Dataset rows for apps and sites

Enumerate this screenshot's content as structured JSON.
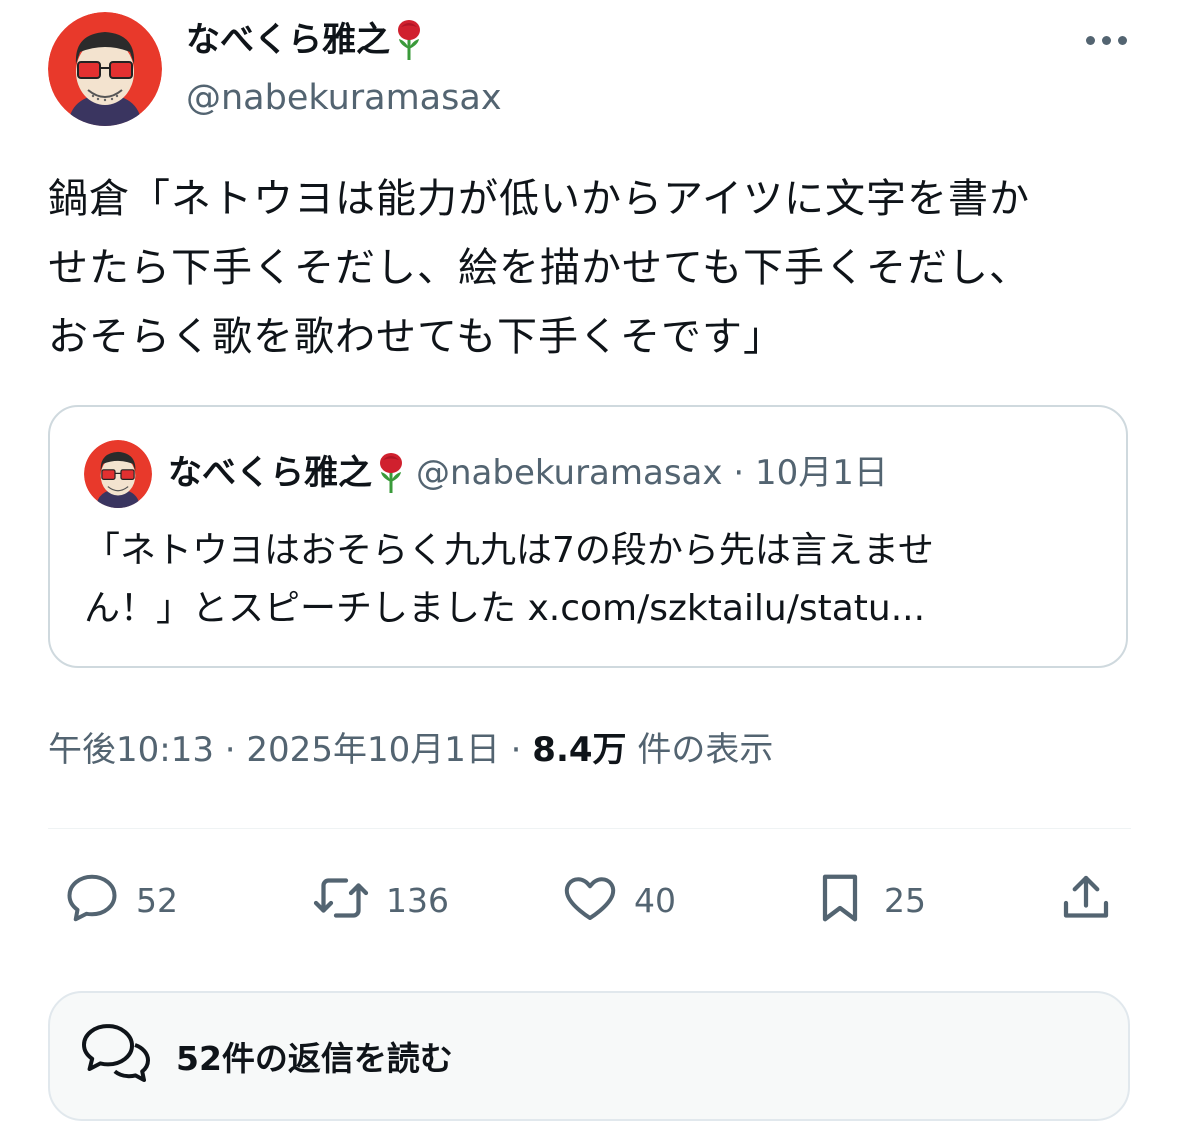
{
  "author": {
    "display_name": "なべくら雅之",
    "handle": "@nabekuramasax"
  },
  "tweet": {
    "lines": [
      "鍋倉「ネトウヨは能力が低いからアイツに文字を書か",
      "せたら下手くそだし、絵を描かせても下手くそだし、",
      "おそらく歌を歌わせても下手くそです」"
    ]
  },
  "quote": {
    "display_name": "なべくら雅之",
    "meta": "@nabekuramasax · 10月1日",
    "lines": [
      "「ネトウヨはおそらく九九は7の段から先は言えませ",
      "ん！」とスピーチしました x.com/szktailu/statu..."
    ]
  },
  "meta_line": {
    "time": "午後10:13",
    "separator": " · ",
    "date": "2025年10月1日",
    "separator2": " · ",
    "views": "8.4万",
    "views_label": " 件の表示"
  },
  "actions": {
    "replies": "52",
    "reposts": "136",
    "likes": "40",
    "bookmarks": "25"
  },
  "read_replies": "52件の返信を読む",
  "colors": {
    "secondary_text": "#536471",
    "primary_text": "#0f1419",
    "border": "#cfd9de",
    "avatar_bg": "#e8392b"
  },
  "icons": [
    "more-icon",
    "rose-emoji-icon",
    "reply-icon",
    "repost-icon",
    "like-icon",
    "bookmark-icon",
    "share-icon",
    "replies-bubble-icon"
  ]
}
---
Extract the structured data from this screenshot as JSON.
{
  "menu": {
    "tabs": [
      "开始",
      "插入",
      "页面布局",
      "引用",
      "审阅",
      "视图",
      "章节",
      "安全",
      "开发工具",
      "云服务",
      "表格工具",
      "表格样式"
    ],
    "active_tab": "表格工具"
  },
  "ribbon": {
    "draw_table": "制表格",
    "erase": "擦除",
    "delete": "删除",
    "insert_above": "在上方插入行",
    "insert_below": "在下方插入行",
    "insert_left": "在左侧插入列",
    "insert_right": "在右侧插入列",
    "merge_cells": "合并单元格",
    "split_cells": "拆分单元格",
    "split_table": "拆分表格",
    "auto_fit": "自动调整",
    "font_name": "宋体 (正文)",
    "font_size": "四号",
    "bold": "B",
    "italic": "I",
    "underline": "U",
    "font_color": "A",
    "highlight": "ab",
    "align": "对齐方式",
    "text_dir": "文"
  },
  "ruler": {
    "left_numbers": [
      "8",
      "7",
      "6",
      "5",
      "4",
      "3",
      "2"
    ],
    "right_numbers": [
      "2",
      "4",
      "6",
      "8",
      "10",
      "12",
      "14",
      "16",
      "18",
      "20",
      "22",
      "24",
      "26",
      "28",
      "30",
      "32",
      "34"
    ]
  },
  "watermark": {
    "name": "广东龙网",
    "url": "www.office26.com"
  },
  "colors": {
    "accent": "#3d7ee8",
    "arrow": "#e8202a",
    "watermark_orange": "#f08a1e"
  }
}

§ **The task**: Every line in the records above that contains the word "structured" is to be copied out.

§ **Exercise result**:
Enumerate this screenshot's content as structured JSON.
Extract the structured data from this screenshot as JSON.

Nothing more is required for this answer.